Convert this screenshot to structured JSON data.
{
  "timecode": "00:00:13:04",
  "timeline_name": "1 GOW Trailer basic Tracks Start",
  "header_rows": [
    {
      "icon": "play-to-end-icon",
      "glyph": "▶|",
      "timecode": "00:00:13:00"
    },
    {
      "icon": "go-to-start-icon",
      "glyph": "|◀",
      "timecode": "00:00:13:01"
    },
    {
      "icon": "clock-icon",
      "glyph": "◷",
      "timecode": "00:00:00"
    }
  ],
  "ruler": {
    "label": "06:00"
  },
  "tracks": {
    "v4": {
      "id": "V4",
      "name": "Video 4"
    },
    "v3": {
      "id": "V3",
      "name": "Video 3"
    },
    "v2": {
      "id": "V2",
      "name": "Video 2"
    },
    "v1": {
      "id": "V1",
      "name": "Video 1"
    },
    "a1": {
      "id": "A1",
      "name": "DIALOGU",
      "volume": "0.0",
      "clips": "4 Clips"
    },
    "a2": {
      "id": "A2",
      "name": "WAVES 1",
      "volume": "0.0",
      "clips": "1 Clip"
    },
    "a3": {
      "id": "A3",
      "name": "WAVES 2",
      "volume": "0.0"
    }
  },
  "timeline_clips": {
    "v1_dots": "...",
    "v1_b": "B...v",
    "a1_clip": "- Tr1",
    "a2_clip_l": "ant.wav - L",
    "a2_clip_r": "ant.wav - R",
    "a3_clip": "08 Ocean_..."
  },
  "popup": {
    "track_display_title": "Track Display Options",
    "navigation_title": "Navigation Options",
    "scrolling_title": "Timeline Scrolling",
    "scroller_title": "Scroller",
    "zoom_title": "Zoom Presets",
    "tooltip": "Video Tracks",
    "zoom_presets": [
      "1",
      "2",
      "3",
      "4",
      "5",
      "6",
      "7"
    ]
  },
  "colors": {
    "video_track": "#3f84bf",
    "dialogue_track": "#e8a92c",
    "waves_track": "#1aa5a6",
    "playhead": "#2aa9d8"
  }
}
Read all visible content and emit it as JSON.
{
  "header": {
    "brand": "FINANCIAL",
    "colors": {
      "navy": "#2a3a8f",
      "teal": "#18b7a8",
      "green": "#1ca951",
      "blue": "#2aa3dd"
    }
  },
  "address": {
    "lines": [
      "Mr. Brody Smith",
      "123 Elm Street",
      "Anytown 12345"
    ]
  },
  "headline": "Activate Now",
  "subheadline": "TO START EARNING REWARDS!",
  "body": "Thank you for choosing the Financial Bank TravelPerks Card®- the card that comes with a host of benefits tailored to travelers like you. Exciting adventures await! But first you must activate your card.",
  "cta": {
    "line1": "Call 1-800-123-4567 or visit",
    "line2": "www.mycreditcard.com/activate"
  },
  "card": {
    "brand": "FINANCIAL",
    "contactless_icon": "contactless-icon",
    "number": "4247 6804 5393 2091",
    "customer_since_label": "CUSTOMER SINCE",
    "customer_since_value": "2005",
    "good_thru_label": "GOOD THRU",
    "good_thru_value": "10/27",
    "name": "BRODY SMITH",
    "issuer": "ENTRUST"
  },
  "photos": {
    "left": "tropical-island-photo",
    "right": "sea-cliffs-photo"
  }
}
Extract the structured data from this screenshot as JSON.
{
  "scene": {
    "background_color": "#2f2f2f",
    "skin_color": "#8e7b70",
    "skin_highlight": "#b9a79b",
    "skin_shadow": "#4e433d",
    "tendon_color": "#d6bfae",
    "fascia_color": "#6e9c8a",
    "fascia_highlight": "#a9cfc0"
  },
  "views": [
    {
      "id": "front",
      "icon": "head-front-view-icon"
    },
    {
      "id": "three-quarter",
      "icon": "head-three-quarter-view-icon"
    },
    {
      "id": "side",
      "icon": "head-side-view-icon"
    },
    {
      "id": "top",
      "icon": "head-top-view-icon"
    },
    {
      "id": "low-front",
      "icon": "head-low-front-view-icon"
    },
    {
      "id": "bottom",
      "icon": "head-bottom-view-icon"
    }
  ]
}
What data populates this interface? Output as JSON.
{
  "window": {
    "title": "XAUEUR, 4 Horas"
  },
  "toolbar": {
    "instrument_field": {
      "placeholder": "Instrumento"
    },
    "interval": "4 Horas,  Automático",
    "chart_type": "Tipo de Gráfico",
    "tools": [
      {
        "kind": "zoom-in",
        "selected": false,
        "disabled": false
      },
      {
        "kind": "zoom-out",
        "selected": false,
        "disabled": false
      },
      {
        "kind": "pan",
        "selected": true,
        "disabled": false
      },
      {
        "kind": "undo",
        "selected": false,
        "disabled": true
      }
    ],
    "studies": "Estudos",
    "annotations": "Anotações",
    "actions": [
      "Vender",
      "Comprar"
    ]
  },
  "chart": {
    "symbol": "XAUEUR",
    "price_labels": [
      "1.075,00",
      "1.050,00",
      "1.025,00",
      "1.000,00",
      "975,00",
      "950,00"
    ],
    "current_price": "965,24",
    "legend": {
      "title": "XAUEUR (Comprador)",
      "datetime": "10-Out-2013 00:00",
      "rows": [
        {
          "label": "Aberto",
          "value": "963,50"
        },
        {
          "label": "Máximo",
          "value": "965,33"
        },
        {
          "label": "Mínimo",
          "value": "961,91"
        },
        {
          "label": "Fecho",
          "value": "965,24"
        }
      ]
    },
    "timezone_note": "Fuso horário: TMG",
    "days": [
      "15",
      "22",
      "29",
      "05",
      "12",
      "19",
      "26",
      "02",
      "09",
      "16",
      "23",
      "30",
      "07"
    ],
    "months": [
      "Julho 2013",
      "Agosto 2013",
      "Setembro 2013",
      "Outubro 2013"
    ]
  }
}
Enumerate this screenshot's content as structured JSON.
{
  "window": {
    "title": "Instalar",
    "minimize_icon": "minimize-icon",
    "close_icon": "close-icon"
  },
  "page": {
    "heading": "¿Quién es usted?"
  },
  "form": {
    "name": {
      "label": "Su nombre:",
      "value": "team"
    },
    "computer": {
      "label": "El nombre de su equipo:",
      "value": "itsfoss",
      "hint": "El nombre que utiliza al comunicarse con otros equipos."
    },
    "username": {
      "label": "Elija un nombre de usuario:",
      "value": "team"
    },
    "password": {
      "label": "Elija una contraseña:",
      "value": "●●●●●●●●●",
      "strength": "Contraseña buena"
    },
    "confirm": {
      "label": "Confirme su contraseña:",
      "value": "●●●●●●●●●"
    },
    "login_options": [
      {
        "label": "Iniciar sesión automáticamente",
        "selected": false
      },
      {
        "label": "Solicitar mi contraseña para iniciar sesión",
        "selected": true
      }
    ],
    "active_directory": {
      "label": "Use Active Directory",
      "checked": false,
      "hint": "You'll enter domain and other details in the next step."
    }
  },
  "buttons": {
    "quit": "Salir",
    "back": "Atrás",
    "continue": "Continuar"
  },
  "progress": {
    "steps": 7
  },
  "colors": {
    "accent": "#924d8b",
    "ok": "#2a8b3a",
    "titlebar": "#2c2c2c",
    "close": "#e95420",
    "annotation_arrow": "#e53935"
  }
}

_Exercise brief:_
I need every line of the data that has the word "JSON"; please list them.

_Response below:_
Convert this screenshot to structured JSON data.
Read all visible content and emit it as JSON.
Extract the structured data from this screenshot as JSON.
What data populates this interface? Output as JSON.
Enumerate this screenshot's content as structured JSON.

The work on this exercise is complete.